GST to leave Neutral Impact on the Automobile Industry; Sedans and SUVs to leverage
The GST (Goods and Services Tax) Act has already been announced and it would be applicable effective from 1st of July 2017.
The new bill, as expected, is affecting the indirect tax rates in vogue at present. It will replace all other applicable taxes (indirectly or directly). It’s quite evident that some goods and services will get costlier while many others will get cheaper due to the amendments in the existing service tax. The automobile industry is no different and therefore won’t remain untouched.
GST and the Automobile Industry
The automobile segment of the market has got the GST rate set at 28%, which is added to the base rate. As per the government, a cess will levy on different category and type of vehicles, which on the other hand would directly affect the price of these vehicles accordingly.
Various small and large cars with different engine variants (i.e. Petrol and Diesel) would also have a cess of 1% and 3% additional to the existing rate of 31.4% to 33.5%; the base GST rate being 28%. As GST is considered to subsume infrastructure-cess that is being levied on the passenger vehicle industry in India, the new price of small cars would either reduce marginally or be neutral. The auto insurance industry would also be affected by the new GST rates. The new tax rate would increase by up to 3%. So, this is the best time for smart buyers to get hold of their money and invest to get the maximum benefits. Currently, 15% taxes are applicable on an average insurance premium, which includes both Swachh Bharat Cess and Krishi Kalyan Cess. The tax rate will hike to 18% and the cost of buying and maintaining insurance is also going to get high.
GST Effects on Vehicle Prices
Individuals planning to purchase cars anytime soon in July or later in 2017 now have to think twice before releasing the payment. They now will have to recalculate their personal finances and give it a second thought, as there could be significant changes in the prices of their dream cars. The expected changes are as follows:
The bigger sedans (length more than 4000mm and engine above 1500cc) and SUVs (ground clearance more than 170mm and engine above 1500cc) are expected to have lesser taxation effects. This would see lower taxation (current rate 46.6% to 55.3%) and result in the reduction in the prices of these cars even after 15% cess additional to base GST rate of 28% applicable. In fact, this segment of cars is expected to benefit from this taxation.

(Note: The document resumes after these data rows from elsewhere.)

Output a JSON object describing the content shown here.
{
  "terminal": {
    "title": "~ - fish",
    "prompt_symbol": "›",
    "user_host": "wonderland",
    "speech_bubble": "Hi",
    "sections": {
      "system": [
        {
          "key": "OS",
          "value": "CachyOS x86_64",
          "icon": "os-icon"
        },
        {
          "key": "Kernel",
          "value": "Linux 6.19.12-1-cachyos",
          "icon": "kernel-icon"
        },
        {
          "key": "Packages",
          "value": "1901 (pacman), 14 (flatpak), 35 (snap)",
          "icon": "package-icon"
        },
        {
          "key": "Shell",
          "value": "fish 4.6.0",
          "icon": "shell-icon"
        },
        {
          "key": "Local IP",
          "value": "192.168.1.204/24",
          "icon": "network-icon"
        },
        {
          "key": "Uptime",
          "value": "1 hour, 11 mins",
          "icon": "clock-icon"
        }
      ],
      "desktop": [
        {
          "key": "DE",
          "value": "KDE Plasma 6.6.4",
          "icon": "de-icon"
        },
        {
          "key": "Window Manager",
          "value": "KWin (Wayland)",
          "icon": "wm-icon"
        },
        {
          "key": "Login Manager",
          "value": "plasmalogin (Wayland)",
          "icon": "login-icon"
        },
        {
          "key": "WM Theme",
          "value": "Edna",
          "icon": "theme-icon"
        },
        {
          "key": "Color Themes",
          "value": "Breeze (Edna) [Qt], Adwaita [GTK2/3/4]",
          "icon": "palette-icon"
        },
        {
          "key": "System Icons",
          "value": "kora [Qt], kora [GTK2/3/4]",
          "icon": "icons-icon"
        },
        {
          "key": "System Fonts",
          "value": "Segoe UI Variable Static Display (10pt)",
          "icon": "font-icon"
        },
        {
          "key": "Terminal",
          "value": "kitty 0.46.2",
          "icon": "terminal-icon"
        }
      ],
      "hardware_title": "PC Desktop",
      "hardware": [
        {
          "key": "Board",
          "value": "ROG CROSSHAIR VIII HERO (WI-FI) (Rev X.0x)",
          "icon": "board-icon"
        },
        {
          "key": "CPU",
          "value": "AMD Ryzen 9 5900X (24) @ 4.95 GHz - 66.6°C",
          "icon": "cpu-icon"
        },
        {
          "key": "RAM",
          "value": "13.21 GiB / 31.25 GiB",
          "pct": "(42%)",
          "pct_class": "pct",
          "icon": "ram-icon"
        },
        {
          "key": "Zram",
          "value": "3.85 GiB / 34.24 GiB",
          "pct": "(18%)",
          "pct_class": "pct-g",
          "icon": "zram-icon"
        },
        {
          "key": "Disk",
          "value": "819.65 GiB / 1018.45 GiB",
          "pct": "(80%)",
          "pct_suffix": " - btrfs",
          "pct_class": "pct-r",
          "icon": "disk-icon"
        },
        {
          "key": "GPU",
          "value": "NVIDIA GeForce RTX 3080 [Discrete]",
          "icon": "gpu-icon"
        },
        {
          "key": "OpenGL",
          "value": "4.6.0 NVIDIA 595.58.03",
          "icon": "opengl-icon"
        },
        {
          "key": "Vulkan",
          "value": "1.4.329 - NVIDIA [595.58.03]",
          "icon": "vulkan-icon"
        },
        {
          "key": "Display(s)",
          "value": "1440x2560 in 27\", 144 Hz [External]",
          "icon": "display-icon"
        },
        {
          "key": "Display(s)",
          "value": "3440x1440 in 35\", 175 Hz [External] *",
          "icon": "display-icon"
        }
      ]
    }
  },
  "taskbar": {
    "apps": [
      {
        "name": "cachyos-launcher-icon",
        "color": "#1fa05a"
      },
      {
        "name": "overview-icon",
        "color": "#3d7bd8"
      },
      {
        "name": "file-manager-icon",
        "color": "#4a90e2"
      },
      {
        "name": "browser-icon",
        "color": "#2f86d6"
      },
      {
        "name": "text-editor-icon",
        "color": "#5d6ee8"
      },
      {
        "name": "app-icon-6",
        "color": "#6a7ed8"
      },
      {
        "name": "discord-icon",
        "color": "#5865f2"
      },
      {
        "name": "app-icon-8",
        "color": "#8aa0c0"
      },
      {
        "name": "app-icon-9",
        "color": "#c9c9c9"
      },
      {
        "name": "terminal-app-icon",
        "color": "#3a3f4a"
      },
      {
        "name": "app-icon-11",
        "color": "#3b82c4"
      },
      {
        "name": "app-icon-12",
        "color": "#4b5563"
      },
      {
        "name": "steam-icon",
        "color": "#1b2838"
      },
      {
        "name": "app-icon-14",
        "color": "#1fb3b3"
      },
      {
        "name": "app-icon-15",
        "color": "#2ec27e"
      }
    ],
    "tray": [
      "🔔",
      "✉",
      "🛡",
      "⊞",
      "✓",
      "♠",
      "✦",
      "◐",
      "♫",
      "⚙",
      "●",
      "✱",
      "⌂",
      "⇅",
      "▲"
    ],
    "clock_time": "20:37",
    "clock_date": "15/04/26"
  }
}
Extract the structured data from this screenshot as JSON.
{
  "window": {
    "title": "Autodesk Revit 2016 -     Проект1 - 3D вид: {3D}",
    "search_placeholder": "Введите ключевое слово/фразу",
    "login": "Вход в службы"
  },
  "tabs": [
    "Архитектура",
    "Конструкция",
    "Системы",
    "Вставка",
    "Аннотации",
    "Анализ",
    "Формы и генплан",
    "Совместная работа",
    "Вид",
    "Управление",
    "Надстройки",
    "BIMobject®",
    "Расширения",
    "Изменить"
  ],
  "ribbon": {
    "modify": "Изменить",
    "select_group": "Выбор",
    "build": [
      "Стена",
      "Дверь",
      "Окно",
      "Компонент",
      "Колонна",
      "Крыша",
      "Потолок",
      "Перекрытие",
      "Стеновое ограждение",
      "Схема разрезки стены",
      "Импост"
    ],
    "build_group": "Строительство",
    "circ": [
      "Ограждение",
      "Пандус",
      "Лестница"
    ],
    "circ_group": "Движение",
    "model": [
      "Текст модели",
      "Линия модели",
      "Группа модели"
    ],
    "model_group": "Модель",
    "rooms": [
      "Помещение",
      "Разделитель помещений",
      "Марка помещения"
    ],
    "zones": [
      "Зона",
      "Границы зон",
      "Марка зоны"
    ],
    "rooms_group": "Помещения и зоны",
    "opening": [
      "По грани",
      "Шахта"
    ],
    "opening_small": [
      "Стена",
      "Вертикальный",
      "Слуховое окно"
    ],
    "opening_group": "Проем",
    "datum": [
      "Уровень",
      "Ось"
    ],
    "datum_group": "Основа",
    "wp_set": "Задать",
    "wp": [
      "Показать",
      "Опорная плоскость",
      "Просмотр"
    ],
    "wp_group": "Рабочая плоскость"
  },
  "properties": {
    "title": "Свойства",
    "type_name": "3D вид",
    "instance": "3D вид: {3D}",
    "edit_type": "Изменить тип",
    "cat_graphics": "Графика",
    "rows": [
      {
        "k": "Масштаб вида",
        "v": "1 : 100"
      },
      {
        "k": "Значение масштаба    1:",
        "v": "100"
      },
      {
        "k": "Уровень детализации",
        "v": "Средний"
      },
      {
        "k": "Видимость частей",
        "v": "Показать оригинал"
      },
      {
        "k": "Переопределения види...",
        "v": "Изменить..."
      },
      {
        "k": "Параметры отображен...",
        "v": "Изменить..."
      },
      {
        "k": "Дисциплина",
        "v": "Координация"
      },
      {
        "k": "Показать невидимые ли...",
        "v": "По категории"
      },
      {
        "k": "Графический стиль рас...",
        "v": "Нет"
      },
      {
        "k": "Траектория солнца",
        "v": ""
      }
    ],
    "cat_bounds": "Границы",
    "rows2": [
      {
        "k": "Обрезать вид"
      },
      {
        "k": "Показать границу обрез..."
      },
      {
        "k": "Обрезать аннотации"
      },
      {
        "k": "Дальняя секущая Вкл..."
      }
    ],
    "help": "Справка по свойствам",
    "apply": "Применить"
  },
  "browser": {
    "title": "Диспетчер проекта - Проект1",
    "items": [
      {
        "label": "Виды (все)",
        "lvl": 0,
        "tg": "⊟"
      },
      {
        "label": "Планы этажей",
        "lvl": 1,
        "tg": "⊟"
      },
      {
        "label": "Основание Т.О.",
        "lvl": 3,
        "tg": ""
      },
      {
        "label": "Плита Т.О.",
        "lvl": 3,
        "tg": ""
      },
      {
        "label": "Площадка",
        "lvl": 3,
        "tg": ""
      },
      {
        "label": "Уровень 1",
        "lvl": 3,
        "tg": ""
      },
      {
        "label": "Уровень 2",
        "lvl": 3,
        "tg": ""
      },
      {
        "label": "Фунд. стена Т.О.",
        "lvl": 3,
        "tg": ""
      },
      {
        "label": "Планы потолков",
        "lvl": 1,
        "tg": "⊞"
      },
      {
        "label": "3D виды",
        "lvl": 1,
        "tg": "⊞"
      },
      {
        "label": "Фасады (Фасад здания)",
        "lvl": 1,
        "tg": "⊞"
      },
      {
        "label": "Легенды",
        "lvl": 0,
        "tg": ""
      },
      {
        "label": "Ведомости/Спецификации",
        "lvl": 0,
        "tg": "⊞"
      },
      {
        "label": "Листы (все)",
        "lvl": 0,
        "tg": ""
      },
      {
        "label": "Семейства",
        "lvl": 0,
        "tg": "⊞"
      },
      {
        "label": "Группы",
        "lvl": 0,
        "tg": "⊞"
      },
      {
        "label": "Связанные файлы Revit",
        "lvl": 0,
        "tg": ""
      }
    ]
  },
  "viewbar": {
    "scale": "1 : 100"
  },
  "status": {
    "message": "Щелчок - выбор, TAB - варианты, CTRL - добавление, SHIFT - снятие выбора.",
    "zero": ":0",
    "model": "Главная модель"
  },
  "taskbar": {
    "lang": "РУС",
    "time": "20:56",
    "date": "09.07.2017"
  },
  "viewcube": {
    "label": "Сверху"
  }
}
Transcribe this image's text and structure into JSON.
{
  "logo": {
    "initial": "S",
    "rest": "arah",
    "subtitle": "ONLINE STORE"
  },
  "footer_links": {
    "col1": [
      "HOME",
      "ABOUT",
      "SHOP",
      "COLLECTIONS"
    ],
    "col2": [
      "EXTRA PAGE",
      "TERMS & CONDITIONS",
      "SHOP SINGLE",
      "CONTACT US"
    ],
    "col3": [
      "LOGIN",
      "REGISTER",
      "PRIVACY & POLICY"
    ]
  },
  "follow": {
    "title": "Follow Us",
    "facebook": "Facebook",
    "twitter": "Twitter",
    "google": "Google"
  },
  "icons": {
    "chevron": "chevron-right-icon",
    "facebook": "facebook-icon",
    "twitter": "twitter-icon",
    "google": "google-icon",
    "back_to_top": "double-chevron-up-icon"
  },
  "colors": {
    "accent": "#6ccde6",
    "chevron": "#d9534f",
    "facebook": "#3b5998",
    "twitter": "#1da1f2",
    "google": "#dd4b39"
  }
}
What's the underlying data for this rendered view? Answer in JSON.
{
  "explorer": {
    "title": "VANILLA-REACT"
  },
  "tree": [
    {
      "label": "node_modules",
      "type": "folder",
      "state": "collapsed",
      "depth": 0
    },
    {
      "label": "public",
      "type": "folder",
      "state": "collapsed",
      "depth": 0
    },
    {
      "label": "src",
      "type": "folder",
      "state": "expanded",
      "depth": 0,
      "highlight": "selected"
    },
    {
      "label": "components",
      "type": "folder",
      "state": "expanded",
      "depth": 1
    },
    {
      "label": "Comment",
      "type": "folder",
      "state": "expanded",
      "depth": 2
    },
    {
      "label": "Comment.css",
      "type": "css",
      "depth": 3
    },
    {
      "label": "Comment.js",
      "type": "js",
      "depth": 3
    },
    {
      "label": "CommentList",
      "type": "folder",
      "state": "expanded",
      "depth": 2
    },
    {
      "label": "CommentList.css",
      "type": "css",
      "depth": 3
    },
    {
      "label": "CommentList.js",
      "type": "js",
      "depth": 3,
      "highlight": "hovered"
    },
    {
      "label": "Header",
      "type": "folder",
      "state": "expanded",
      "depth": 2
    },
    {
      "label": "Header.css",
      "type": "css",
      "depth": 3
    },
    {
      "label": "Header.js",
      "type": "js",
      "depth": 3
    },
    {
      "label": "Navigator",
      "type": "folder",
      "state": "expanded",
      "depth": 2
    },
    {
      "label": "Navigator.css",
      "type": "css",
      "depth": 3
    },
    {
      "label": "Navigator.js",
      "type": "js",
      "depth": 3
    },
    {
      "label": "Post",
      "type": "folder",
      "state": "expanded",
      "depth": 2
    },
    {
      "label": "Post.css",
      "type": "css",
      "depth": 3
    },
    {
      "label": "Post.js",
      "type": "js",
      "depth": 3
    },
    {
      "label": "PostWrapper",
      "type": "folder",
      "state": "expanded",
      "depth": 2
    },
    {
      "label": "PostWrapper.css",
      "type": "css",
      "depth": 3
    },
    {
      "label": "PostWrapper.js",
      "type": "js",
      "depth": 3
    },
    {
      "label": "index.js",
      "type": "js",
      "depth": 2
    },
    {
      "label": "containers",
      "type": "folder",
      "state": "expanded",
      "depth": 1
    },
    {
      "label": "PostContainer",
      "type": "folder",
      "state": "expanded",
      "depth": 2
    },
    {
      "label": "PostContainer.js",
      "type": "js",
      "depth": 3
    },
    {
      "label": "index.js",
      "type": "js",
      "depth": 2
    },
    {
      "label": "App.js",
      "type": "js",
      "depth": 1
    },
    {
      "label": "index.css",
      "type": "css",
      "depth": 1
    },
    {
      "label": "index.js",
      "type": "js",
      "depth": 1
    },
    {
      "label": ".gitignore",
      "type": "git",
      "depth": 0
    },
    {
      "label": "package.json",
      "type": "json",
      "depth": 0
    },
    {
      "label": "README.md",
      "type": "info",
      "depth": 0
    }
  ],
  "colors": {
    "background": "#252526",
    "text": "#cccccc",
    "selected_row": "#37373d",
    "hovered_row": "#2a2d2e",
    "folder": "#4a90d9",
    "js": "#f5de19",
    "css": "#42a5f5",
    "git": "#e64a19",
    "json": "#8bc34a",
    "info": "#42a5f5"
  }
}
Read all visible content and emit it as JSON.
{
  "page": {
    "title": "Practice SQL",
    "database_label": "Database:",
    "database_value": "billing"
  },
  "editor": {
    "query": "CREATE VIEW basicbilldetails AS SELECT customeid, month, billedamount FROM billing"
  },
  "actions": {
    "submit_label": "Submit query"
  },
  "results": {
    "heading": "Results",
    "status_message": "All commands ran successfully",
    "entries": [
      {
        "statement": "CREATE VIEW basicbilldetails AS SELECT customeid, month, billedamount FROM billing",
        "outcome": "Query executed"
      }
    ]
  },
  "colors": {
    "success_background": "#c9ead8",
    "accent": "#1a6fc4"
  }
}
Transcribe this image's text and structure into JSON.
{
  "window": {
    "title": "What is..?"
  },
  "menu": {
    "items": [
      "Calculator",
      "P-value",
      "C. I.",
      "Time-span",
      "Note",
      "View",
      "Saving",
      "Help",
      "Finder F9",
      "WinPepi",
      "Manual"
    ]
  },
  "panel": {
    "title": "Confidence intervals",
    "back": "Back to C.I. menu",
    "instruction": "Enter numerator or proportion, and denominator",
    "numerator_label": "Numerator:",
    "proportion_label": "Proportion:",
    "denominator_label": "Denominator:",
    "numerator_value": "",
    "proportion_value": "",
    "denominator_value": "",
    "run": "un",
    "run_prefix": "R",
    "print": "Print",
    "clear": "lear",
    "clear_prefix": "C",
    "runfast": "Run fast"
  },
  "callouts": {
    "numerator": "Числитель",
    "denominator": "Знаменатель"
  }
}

On the other hand, the green vehicles, which the government has been promoting, will have a cess of 15% imposed additional to the 28% base GST rate. The cost will increase going forward while the current rate is 30.3%. However, the small hybrid vehicles are not going to attract additional 15% cess, as clarified by officials. Furthermore, the vehicle operated electrically will have a GST rate of 15%.
All commercial vehicles, three wheelers (current rate 29.1%), and two wheelers (max up to 350cc), there won’t be any impact of the new taxation. In contrast, there will be a 15% cess additional to the base GST rate of 28% on the mini bus segment, which is expected to be reconsidered by the government later. Two-wheelers above 350cc are likely to attract an additional 3% cess, which will lead to a tax rate of 31%.
In India, tractors are free from excise duty. An additional VAT of 5% to 5.5% is likely to be levied, which marks their ineligibility to claim credit the tax input by the vendors on component manufacturing. The tractor industry is most likely to have a cess of 12-13% levied on it.
As GST will subsume CST, companies are no more required to have their warehouses/depots, including C&Fs agents at different locations in the country. The companies will now be able to consolidate their current warehouse infrastructure, aiming at benefitting from the lower costs they incurred in the supply chain.